The quiet Wyoming town of Riverton -- population 10,000 -- got a shock recently: their town was about to become the headquarters of the World Church of the Creator, a group associated with white supremacy and racial violence.

There was swift condemnation of the Church and its beliefs. But as NPR's Howard Berkes reports, the citizens of Riverton continue to struggle over the best way to respond. City boosters point with pride to the area's rich Native American heritiage. But Thomas Kroenke, the so-called "hastus primus" or spearhead of the World Church of the Creator, has a different vision of Riverton.

"Well, you wouldn’t have anything, any races, except white races here," he tells Berkes. "That’d be the only real difference -- It would just be an all-white community."

Kroenke moved to Riverton two years ago, and worked as a case worker at the nearby state prison farm. But he lost his job when he was named hastus primus. Kroenke downplays his church's move, saying it involves little more than establishing an address for mail and keeping up correspondence with church members.

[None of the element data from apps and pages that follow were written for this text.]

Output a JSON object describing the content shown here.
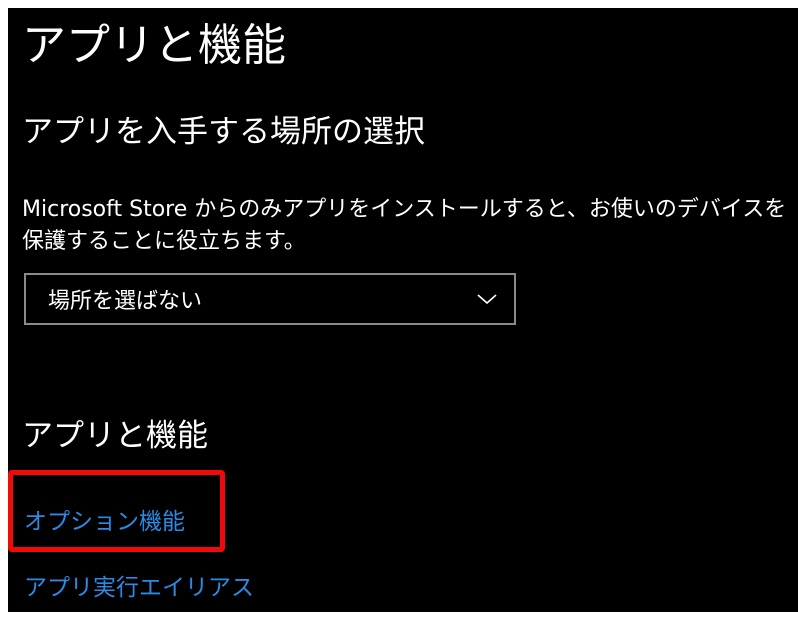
{
  "window": {
    "title": "アプリと機能"
  },
  "install_source": {
    "heading": "アプリを入手する場所の選択",
    "description": "Microsoft Store からのみアプリをインストールすると、お使いのデバイスを保護することに役立ちます。",
    "dropdown": {
      "selected": "場所を選ばない",
      "icon": "chevron-down-icon"
    }
  },
  "apps_features": {
    "heading": "アプリと機能",
    "links": [
      {
        "label": "オプション機能"
      },
      {
        "label": "アプリ実行エイリアス"
      }
    ]
  },
  "annotation": {
    "highlight_color": "#f00a0a",
    "highlighted_item": "オプション機能"
  },
  "theme": {
    "background": "#000000",
    "text": "#ffffff",
    "link": "#2d8ae3",
    "dropdown_border": "#8a8a8a"
  }
}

"So the mission in Riverton seems benign, as Kroenke describes it," says Berkes. "He seems benign as well -- a 56-year-old average Joe, with a slight paunch, a wife of 35 years, and a son and two grandkids. But there's nothing average about his thinking."

Kroenke describes himself as a racist. "And what I mean by that is, I felt an affinity for my own race, and a disaffinity... for all the other races. We are for the survival, preservation and expansion of the white race."

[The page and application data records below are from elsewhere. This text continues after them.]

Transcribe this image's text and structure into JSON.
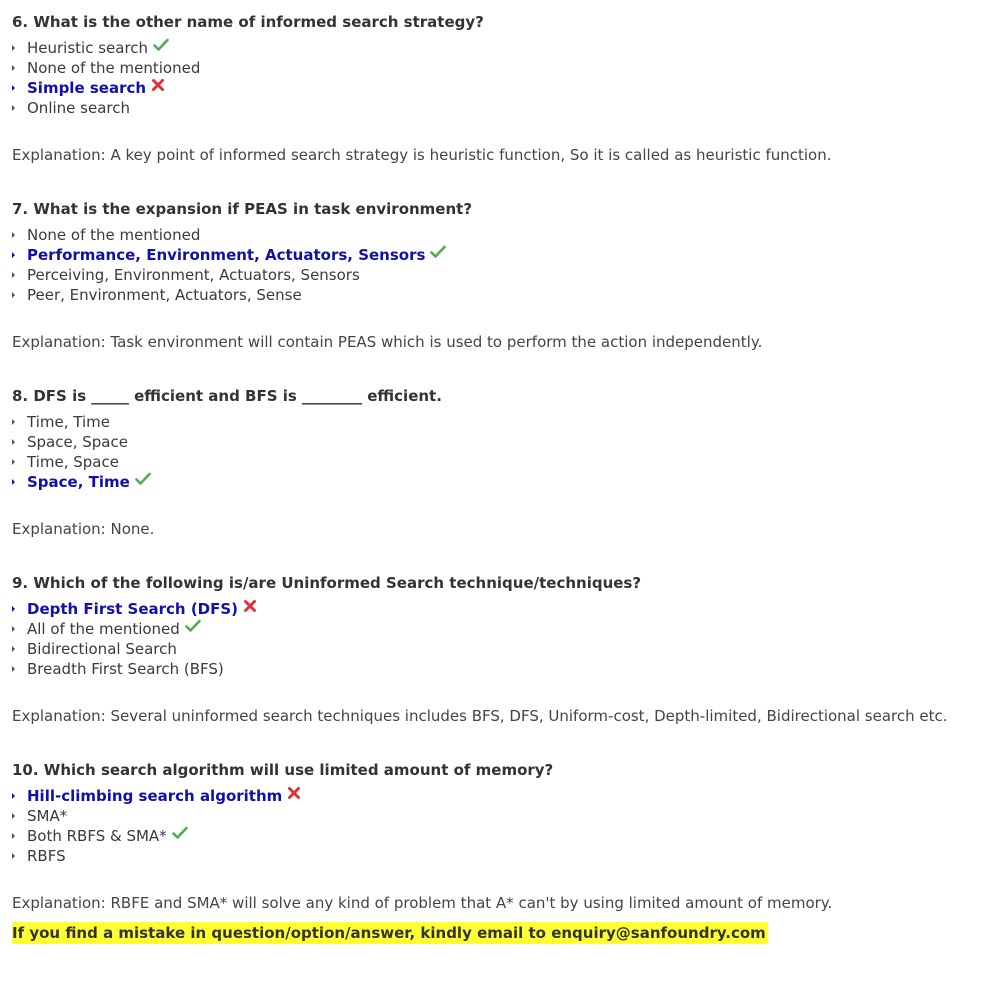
{
  "questions": [
    {
      "title": "6. What is the other name of informed search strategy?",
      "options": [
        {
          "label": "Heuristic search",
          "mark": "check"
        },
        {
          "label": "None of the mentioned",
          "mark": ""
        },
        {
          "label": "Simple search",
          "mark": "cross",
          "selected": true
        },
        {
          "label": "Online search",
          "mark": ""
        }
      ],
      "explanation": "Explanation: A key point of informed search strategy is heuristic function, So it is called as heuristic function."
    },
    {
      "title": "7. What is the expansion if PEAS in task environment?",
      "options": [
        {
          "label": "None of the mentioned",
          "mark": ""
        },
        {
          "label": "Performance, Environment, Actuators, Sensors",
          "mark": "check",
          "selected": true
        },
        {
          "label": "Perceiving, Environment, Actuators, Sensors",
          "mark": ""
        },
        {
          "label": "Peer, Environment, Actuators, Sense",
          "mark": ""
        }
      ],
      "explanation": "Explanation: Task environment will contain PEAS which is used to perform the action independently."
    },
    {
      "title": "8. DFS is _____ efficient and BFS is ________ efficient.",
      "options": [
        {
          "label": "Time, Time",
          "mark": ""
        },
        {
          "label": "Space, Space",
          "mark": ""
        },
        {
          "label": "Time, Space",
          "mark": ""
        },
        {
          "label": "Space, Time",
          "mark": "check",
          "selected": true
        }
      ],
      "explanation": "Explanation: None."
    },
    {
      "title": "9. Which of the following is/are Uninformed Search technique/techniques?",
      "options": [
        {
          "label": "Depth First Search (DFS)",
          "mark": "cross",
          "selected": true
        },
        {
          "label": "All of the mentioned",
          "mark": "check"
        },
        {
          "label": "Bidirectional Search",
          "mark": ""
        },
        {
          "label": "Breadth First Search (BFS)",
          "mark": ""
        }
      ],
      "explanation": "Explanation: Several uninformed search techniques includes BFS, DFS, Uniform-cost, Depth-limited, Bidirectional search etc."
    },
    {
      "title": "10. Which search algorithm will use limited amount of memory?",
      "options": [
        {
          "label": "Hill-climbing search algorithm",
          "mark": "cross",
          "selected": true
        },
        {
          "label": "SMA*",
          "mark": ""
        },
        {
          "label": "Both RBFS & SMA*",
          "mark": "check"
        },
        {
          "label": "RBFS",
          "mark": ""
        }
      ],
      "explanation": "Explanation: RBFE and SMA* will solve any kind of problem that A* can't by using limited amount of memory."
    }
  ],
  "notice": "If you find a mistake in question/option/answer, kindly email to enquiry@sanfoundry.com",
  "colors": {
    "selected": "#1111aa",
    "check": "#4caf50",
    "cross": "#e0303a",
    "highlight": "#ffff33",
    "text": "#3a3a3a"
  },
  "icons": {
    "check": "check-icon",
    "cross": "cross-icon"
  }
}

Church leader Matt Hale wrote to his followers to pursue legal, non-violent means to reach church goals -- and stay out of jail. But now Hale is behind bars himself, accused of conspiring to kill a federal judge.

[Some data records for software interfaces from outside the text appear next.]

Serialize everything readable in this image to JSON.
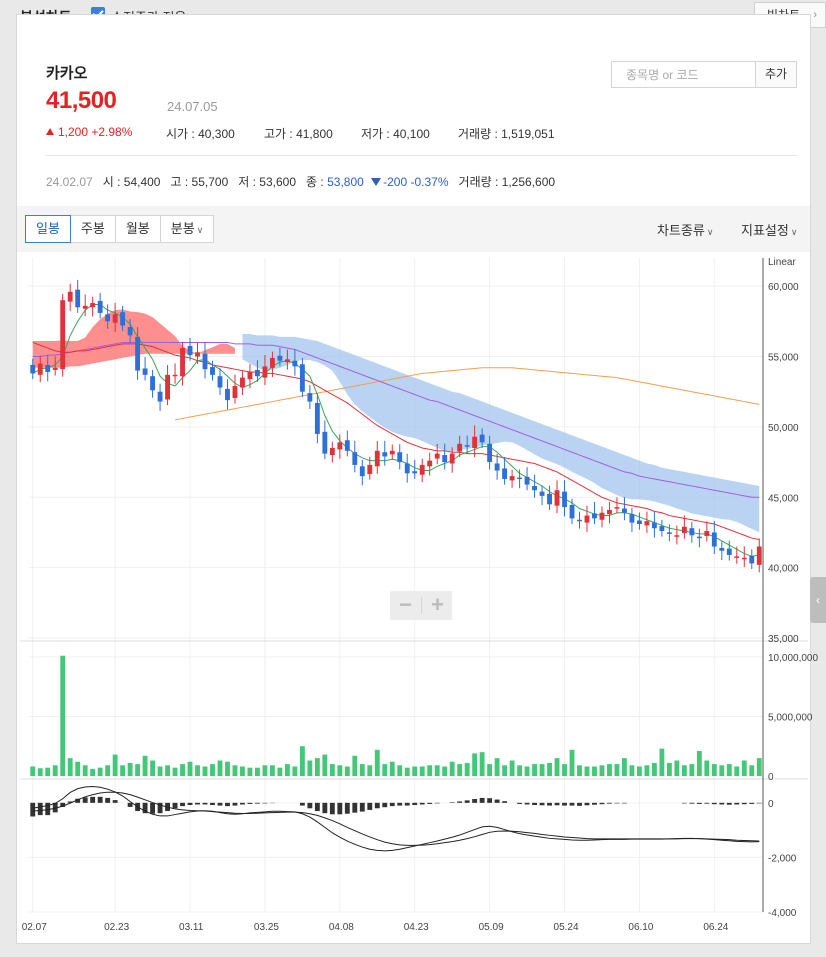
{
  "header": {
    "title": "분석차트",
    "adjusted_label": "수정주가 적용",
    "adjusted_checked": true,
    "big_chart_label": "빅차트"
  },
  "search": {
    "placeholder": "종목명 or 코드",
    "button": "추가"
  },
  "stock": {
    "name": "카카오",
    "price": "41,500",
    "date": "24.07.05",
    "change": "1,200 +2.98%",
    "open": "시가 : 40,300",
    "high": "고가 : 41,800",
    "low": "저가 : 40,100",
    "volume": "거래량 : 1,519,051"
  },
  "compare": {
    "date": "24.02.07",
    "open": "시 : 54,400",
    "high": "고 : 55,700",
    "low": "저 : 53,600",
    "close_label": "종 :",
    "close": "53,800",
    "change": "-200 -0.37%",
    "volume": "거래량 : 1,256,600"
  },
  "tabs": [
    {
      "label": "일봉"
    },
    {
      "label": "주봉"
    },
    {
      "label": "월봉"
    },
    {
      "label": "분봉"
    }
  ],
  "toolbar": {
    "chart_type": "차트종류",
    "indicator": "지표설정"
  },
  "zoom": {
    "minus": "−",
    "plus": "+"
  },
  "colors": {
    "up": "#e0323a",
    "down": "#2e6fd8",
    "volume": "#44c878",
    "cloud_bull": "#ff7b7b",
    "cloud_bear": "#9cc0ee",
    "ma5": "#3aa657",
    "ma20": "#e0323a",
    "ma60": "#a45de0",
    "ma120": "#f0a050"
  },
  "chart_data": {
    "type": "candlestick",
    "scale_label": "Linear",
    "price_axis": {
      "ticks": [
        "60,000",
        "55,000",
        "50,000",
        "45,000",
        "40,000",
        "35,000"
      ],
      "values": [
        60000,
        55000,
        50000,
        45000,
        40000,
        35000
      ],
      "ylim": [
        35000,
        62000
      ]
    },
    "volume_axis": {
      "ticks": [
        "10,000,000",
        "5,000,000",
        "0"
      ],
      "values": [
        10000000,
        5000000,
        0
      ],
      "ylim": [
        0,
        11000000
      ]
    },
    "macd_axis": {
      "ticks": [
        "0",
        "-2,000",
        "-4,000"
      ],
      "values": [
        0,
        -2000,
        -4000
      ],
      "ylim": [
        -4000,
        800
      ]
    },
    "x_ticks": [
      "02.07",
      "02.23",
      "03.11",
      "03.25",
      "04.08",
      "04.23",
      "05.09",
      "05.24",
      "06.10",
      "06.24"
    ],
    "x_tick_index": [
      0,
      11,
      21,
      31,
      41,
      51,
      61,
      71,
      81,
      91
    ],
    "closes": [
      53800,
      54500,
      53900,
      54200,
      59000,
      59600,
      58500,
      58600,
      58800,
      58100,
      57500,
      58000,
      57200,
      56500,
      54000,
      53700,
      52600,
      51800,
      53700,
      53700,
      55600,
      55100,
      55300,
      54100,
      53700,
      52800,
      51900,
      52900,
      53500,
      53900,
      53600,
      54300,
      54900,
      54700,
      54800,
      54300,
      52500,
      51800,
      49500,
      48100,
      48500,
      48900,
      48300,
      47300,
      46500,
      47300,
      48300,
      47900,
      48300,
      47500,
      46700,
      46700,
      47300,
      47600,
      48100,
      47500,
      48100,
      48800,
      48600,
      49300,
      48900,
      47500,
      46900,
      46300,
      46500,
      46300,
      45900,
      45500,
      45100,
      44500,
      45500,
      44300,
      43500,
      43300,
      43700,
      43500,
      43900,
      44100,
      44300,
      43900,
      43200,
      43100,
      43300,
      42800,
      42600,
      42400,
      42300,
      42900,
      42300,
      42100,
      42600,
      41500,
      41200,
      40900,
      40800,
      40700,
      40300,
      41500
    ],
    "ma5": [
      53800,
      54100,
      54200,
      54400,
      55000,
      56500,
      57500,
      58300,
      58700,
      58700,
      58300,
      58100,
      57800,
      57300,
      56400,
      55600,
      54800,
      53600,
      53100,
      52900,
      53500,
      54000,
      54700,
      54800,
      54400,
      54100,
      53600,
      53100,
      52800,
      53000,
      53300,
      53800,
      54300,
      54600,
      54700,
      54500,
      54100,
      53600,
      52300,
      50800,
      49700,
      49000,
      48500,
      48100,
      47800,
      47600,
      47600,
      47600,
      47700,
      47600,
      47400,
      47100,
      46900,
      46900,
      47200,
      47400,
      47600,
      48000,
      48200,
      48400,
      48600,
      48600,
      48200,
      47700,
      47200,
      46700,
      46400,
      46100,
      45800,
      45400,
      45100,
      44900,
      44600,
      44200,
      44000,
      43800,
      43700,
      43700,
      43900,
      43900,
      43800,
      43600,
      43400,
      43200,
      43000,
      42800,
      42700,
      42600,
      42500,
      42400,
      42400,
      42200,
      41900,
      41600,
      41300,
      41000,
      40800,
      40900
    ],
    "ma20": [
      56000,
      55800,
      55600,
      55400,
      55300,
      55300,
      55400,
      55400,
      55500,
      55600,
      55700,
      55800,
      55900,
      55900,
      55900,
      55800,
      55700,
      55500,
      55300,
      55100,
      55000,
      54900,
      54700,
      54600,
      54400,
      54300,
      54200,
      54100,
      54000,
      53900,
      53900,
      53800,
      53800,
      53700,
      53600,
      53500,
      53400,
      53200,
      52900,
      52600,
      52300,
      52000,
      51700,
      51300,
      50900,
      50500,
      50100,
      49800,
      49500,
      49200,
      48900,
      48700,
      48500,
      48400,
      48300,
      48300,
      48200,
      48200,
      48100,
      48100,
      48100,
      48000,
      47900,
      47800,
      47700,
      47600,
      47500,
      47400,
      47200,
      47000,
      46800,
      46500,
      46200,
      45900,
      45600,
      45300,
      45000,
      44800,
      44600,
      44500,
      44400,
      44300,
      44200,
      44000,
      43900,
      43700,
      43600,
      43500,
      43400,
      43300,
      43200,
      43100,
      42900,
      42700,
      42500,
      42300,
      42100,
      42000
    ],
    "ma60": [
      55000,
      55000,
      55100,
      55100,
      55200,
      55300,
      55400,
      55500,
      55600,
      55700,
      55800,
      55900,
      56000,
      56000,
      56000,
      56000,
      56000,
      56000,
      56000,
      56000,
      56000,
      56000,
      56000,
      56000,
      56000,
      56000,
      56000,
      55900,
      55900,
      55900,
      55800,
      55800,
      55800,
      55700,
      55600,
      55500,
      55300,
      55100,
      54900,
      54700,
      54500,
      54300,
      54100,
      53900,
      53700,
      53500,
      53300,
      53100,
      52900,
      52700,
      52500,
      52300,
      52100,
      51900,
      51800,
      51600,
      51400,
      51200,
      51000,
      50800,
      50600,
      50400,
      50200,
      50000,
      49800,
      49600,
      49400,
      49200,
      49000,
      48800,
      48600,
      48400,
      48200,
      48000,
      47800,
      47600,
      47400,
      47200,
      47000,
      46800,
      46700,
      46500,
      46400,
      46300,
      46200,
      46100,
      46000,
      45900,
      45800,
      45700,
      45600,
      45500,
      45400,
      45300,
      45200,
      45100,
      45000,
      45000
    ],
    "ma120_start": 19,
    "ma120": [
      50500,
      50600,
      50700,
      50800,
      50900,
      51000,
      51100,
      51200,
      51300,
      51400,
      51500,
      51600,
      51700,
      51800,
      51900,
      52000,
      52100,
      52200,
      52300,
      52400,
      52500,
      52600,
      52700,
      52800,
      52900,
      53000,
      53100,
      53200,
      53300,
      53400,
      53500,
      53600,
      53700,
      53800,
      53850,
      53900,
      53950,
      54000,
      54050,
      54100,
      54150,
      54200,
      54200,
      54200,
      54200,
      54200,
      54150,
      54100,
      54050,
      54000,
      53950,
      53900,
      53850,
      53800,
      53750,
      53700,
      53650,
      53600,
      53550,
      53500,
      53400,
      53300,
      53200,
      53100,
      53000,
      52900,
      52800,
      52700,
      52600,
      52500,
      52400,
      52300,
      52200,
      52100,
      52000,
      51900,
      51800,
      51700,
      51600
    ],
    "volume": [
      800000,
      650000,
      700000,
      900000,
      10100000,
      1500000,
      1200000,
      900000,
      600000,
      700000,
      900000,
      1800000,
      900000,
      1100000,
      1000000,
      1700000,
      1300000,
      800000,
      900000,
      700000,
      1000000,
      1200000,
      900000,
      800000,
      1000000,
      1300000,
      1200000,
      900000,
      800000,
      700000,
      700000,
      900000,
      900000,
      700000,
      1000000,
      800000,
      2500000,
      1300000,
      1500000,
      1800000,
      1000000,
      900000,
      800000,
      1700000,
      1000000,
      900000,
      2200000,
      1000000,
      1200000,
      900000,
      700000,
      800000,
      800000,
      900000,
      900000,
      800000,
      1200000,
      1000000,
      1100000,
      1900000,
      2000000,
      1000000,
      1500000,
      900000,
      1300000,
      900000,
      800000,
      1000000,
      1000000,
      1100000,
      1500000,
      1000000,
      2200000,
      900000,
      800000,
      800000,
      900000,
      1000000,
      1000000,
      1500000,
      900000,
      800000,
      900000,
      1100000,
      2300000,
      1100000,
      1300000,
      900000,
      1000000,
      2100000,
      1300000,
      1000000,
      900000,
      1000000,
      800000,
      1300000,
      900000,
      1500000
    ],
    "macd_hist": [
      -500,
      -450,
      -450,
      -350,
      -150,
      50,
      150,
      200,
      220,
      220,
      180,
      100,
      0,
      -150,
      -300,
      -380,
      -400,
      -380,
      -300,
      -200,
      -120,
      -80,
      -60,
      -60,
      -80,
      -100,
      -120,
      -100,
      -60,
      -40,
      -30,
      -20,
      -10,
      0,
      0,
      0,
      -100,
      -200,
      -300,
      -380,
      -420,
      -420,
      -400,
      -360,
      -320,
      -260,
      -200,
      -160,
      -120,
      -100,
      -100,
      -80,
      -60,
      -40,
      -20,
      0,
      20,
      50,
      90,
      140,
      180,
      170,
      120,
      60,
      0,
      -40,
      -60,
      -80,
      -90,
      -100,
      -90,
      -100,
      -100,
      -110,
      -90,
      -70,
      -50,
      -30,
      -20,
      -20,
      0,
      0,
      0,
      0,
      0,
      0,
      0,
      -20,
      -30,
      -40,
      -30,
      -50,
      -60,
      -70,
      -60,
      -50,
      -40,
      -20
    ],
    "macd_line": [
      -200,
      -150,
      -100,
      -20,
      150,
      380,
      520,
      580,
      600,
      570,
      500,
      400,
      250,
      50,
      -150,
      -300,
      -420,
      -480,
      -480,
      -430,
      -380,
      -330,
      -300,
      -290,
      -310,
      -360,
      -400,
      -420,
      -400,
      -370,
      -350,
      -330,
      -310,
      -310,
      -320,
      -330,
      -400,
      -520,
      -700,
      -900,
      -1100,
      -1260,
      -1400,
      -1520,
      -1620,
      -1700,
      -1740,
      -1760,
      -1740,
      -1700,
      -1640,
      -1580,
      -1520,
      -1460,
      -1400,
      -1330,
      -1260,
      -1180,
      -1080,
      -980,
      -880,
      -860,
      -900,
      -980,
      -1060,
      -1130,
      -1180,
      -1220,
      -1260,
      -1300,
      -1320,
      -1340,
      -1360,
      -1370,
      -1370,
      -1360,
      -1350,
      -1340,
      -1340,
      -1340,
      -1330,
      -1330,
      -1330,
      -1330,
      -1330,
      -1320,
      -1310,
      -1300,
      -1300,
      -1310,
      -1330,
      -1350,
      -1370,
      -1390,
      -1410,
      -1420,
      -1430,
      -1420
    ],
    "macd_signal": [
      -300,
      -280,
      -250,
      -200,
      -120,
      -10,
      110,
      220,
      300,
      360,
      390,
      390,
      360,
      300,
      210,
      110,
      10,
      -80,
      -160,
      -220,
      -260,
      -280,
      -290,
      -300,
      -320,
      -340,
      -360,
      -380,
      -390,
      -390,
      -380,
      -370,
      -360,
      -350,
      -340,
      -340,
      -360,
      -400,
      -460,
      -550,
      -650,
      -770,
      -900,
      -1020,
      -1140,
      -1250,
      -1350,
      -1440,
      -1500,
      -1540,
      -1560,
      -1560,
      -1550,
      -1530,
      -1500,
      -1460,
      -1420,
      -1370,
      -1310,
      -1240,
      -1160,
      -1080,
      -1040,
      -1030,
      -1040,
      -1060,
      -1090,
      -1120,
      -1160,
      -1190,
      -1220,
      -1250,
      -1270,
      -1290,
      -1310,
      -1320,
      -1320,
      -1320,
      -1320,
      -1320,
      -1320,
      -1320,
      -1320,
      -1320,
      -1320,
      -1320,
      -1320,
      -1310,
      -1310,
      -1310,
      -1320,
      -1330,
      -1340,
      -1350,
      -1370,
      -1380,
      -1390,
      -1400
    ]
  }
}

Berkes, in informal chats with Riverton residents, found many people have mixed feelings about Kroenke and the church. They support the church's First Amendment rights to exist and for church members to hold any opinions they choose -- but a history of violent acts by some church members gives them pause.

"We do not have a right to go and lynch them -- we just don't," says Fred Baehr, a painting contractor from the nearby town of Lander. "But we do have a right to perhaps make them a little less comfortable. And frankly, when it comes to Nazis, I’m a little less concerned with their rights than I am with the rights of, shall I just say, decent people."

The Riverton Daily Ranger, the region's local newspaper, has published numerous articles detailing the history of the Church of the Creator, and has come out against the church in its editorial pages. The paper also published a tolerance pledge signed by 300 citizens. The local Chamber of Commerce also took up the cause, sponsoring workshops on diversity.

Tim Thorson of the Chamber of Commerce says the city has to confront its own legacy of intolerance. "There was a time when businesses had signs in their stores saying 'no Indians.' That happened here... Our focus is on trying to let the people that live here know that this is a safe place to be. And give them good reason to feel safe."

Copyright 2022 NPR. To see more, visit https://www.npr.org.

Howard Berkes is a correspondent for the NPR Investigations Unit.